From the first line to the last, print the data exactly.

[Data excerpts]
# # # # # # #
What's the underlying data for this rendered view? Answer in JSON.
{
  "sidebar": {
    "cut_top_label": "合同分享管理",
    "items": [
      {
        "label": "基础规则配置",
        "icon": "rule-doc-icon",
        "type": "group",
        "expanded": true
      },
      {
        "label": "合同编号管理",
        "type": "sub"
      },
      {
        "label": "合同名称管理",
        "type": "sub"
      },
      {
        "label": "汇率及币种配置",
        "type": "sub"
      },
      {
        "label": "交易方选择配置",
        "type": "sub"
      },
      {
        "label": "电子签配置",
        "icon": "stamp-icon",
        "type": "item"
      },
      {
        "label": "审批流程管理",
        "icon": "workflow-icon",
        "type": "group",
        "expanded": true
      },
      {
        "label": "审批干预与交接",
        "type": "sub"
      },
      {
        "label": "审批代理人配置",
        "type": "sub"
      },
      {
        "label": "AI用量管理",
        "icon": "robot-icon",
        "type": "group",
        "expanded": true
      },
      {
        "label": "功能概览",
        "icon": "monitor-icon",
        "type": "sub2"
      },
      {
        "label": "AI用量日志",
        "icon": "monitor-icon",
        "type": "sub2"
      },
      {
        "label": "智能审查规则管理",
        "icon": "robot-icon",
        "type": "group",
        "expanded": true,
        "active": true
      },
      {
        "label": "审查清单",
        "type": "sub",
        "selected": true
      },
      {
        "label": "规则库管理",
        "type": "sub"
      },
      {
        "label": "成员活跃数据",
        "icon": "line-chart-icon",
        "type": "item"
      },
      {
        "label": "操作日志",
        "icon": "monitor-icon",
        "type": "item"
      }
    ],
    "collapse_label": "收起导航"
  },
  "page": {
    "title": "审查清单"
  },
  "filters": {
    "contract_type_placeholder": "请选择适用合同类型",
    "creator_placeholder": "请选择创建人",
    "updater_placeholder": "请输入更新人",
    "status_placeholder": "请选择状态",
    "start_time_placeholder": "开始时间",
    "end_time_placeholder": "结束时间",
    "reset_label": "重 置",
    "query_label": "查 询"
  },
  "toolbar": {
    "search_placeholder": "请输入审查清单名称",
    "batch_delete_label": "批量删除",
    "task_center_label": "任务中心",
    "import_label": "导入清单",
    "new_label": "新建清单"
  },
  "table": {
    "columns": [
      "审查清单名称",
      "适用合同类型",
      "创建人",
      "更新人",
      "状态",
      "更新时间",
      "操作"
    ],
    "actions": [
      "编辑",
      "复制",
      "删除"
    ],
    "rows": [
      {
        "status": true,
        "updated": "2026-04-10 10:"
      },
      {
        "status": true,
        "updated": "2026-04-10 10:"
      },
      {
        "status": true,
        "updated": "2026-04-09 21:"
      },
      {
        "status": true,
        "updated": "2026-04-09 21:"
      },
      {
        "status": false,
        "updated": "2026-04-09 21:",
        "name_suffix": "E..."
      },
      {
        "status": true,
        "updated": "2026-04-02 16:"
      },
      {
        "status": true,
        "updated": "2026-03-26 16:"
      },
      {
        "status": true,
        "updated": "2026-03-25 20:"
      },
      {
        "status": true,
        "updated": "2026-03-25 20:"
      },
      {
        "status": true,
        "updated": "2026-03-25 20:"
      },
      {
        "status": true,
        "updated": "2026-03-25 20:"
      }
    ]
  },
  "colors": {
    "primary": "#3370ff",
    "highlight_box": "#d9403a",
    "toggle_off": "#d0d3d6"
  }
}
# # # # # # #
→ **Output**:
What's the underlying data for this rendered view? Answer in JSON.
{
  "sidebar": {
    "cut_top_label": "合同分享管理",
    "items": [
      {
        "label": "基础规则配置",
        "icon": "rule-doc-icon",
        "type": "group",
        "expanded": true
      },
      {
        "label": "合同编号管理",
        "type": "sub"
      },
      {
        "label": "合同名称管理",
        "type": "sub"
      },
      {
        "label": "汇率及币种配置",
        "type": "sub"
      },
      {
        "label": "交易方选择配置",
        "type": "sub"
      },
      {
        "label": "电子签配置",
        "icon": "stamp-icon",
        "type": "item"
      },
      {
        "label": "审批流程管理",
        "icon": "workflow-icon",
        "type": "group",
        "expanded": true
      },
      {
        "label": "审批干预与交接",
        "type": "sub"
      },
      {
        "label": "审批代理人配置",
        "type": "sub"
      },
      {
        "label": "AI用量管理",
        "icon": "robot-icon",
        "type": "group",
        "expanded": true
      },
      {
        "label": "功能概览",
        "icon": "monitor-icon",
        "type": "sub2"
      },
      {
        "label": "AI用量日志",
        "icon": "monitor-icon",
        "type": "sub2"
      },
      {
        "label": "智能审查规则管理",
        "icon": "robot-icon",
        "type": "group",
        "expanded": true,
        "active": true
      },
      {
        "label": "审查清单",
        "type": "sub",
        "selected": true
      },
      {
        "label": "规则库管理",
        "type": "sub"
      },
      {
        "label": "成员活跃数据",
        "icon": "line-chart-icon",
        "type": "item"
      },
      {
        "label": "操作日志",
        "icon": "monitor-icon",
        "type": "item"
      }
    ],
    "collapse_label": "收起导航"
  },
  "page": {
    "title": "审查清单"
  },
  "filters": {
    "contract_type_placeholder": "请选择适用合同类型",
    "creator_placeholder": "请选择创建人",
    "updater_placeholder": "请输入更新人",
    "status_placeholder": "请选择状态",
    "start_time_placeholder": "开始时间",
    "end_time_placeholder": "结束时间",
    "reset_label": "重 置",
    "query_label": "查 询"
  },
  "toolbar": {
    "search_placeholder": "请输入审查清单名称",
    "batch_delete_label": "批量删除",
    "task_center_label": "任务中心",
    "import_label": "导入清单",
    "new_label": "新建清单"
  },
  "table": {
    "columns": [
      "审查清单名称",
      "适用合同类型",
      "创建人",
      "更新人",
      "状态",
      "更新时间",
      "操作"
    ],
    "actions": [
      "编辑",
      "复制",
      "删除"
    ],
    "rows": [
      {
        "status": true,
        "updated": "2026-04-10 10:"
      },
      {
        "status": true,
        "updated": "2026-04-10 10:"
      },
      {
        "status": true,
        "updated": "2026-04-09 21:"
      },
      {
        "status": true,
        "updated": "2026-04-09 21:"
      },
      {
        "status": false,
        "updated": "2026-04-09 21:",
        "name_suffix": "E..."
      },
      {
        "status": true,
        "updated": "2026-04-02 16:"
      },
      {
        "status": true,
        "updated": "2026-03-26 16:"
      },
      {
        "status": true,
        "updated": "2026-03-25 20:"
      },
      {
        "status": true,
        "updated": "2026-03-25 20:"
      },
      {
        "status": true,
        "updated": "2026-03-25 20:"
      },
      {
        "status": true,
        "updated": "2026-03-25 20:"
      }
    ]
  },
  "colors": {
    "primary": "#3370ff",
    "highlight_box": "#d9403a",
    "toggle_off": "#d0d3d6"
  }
}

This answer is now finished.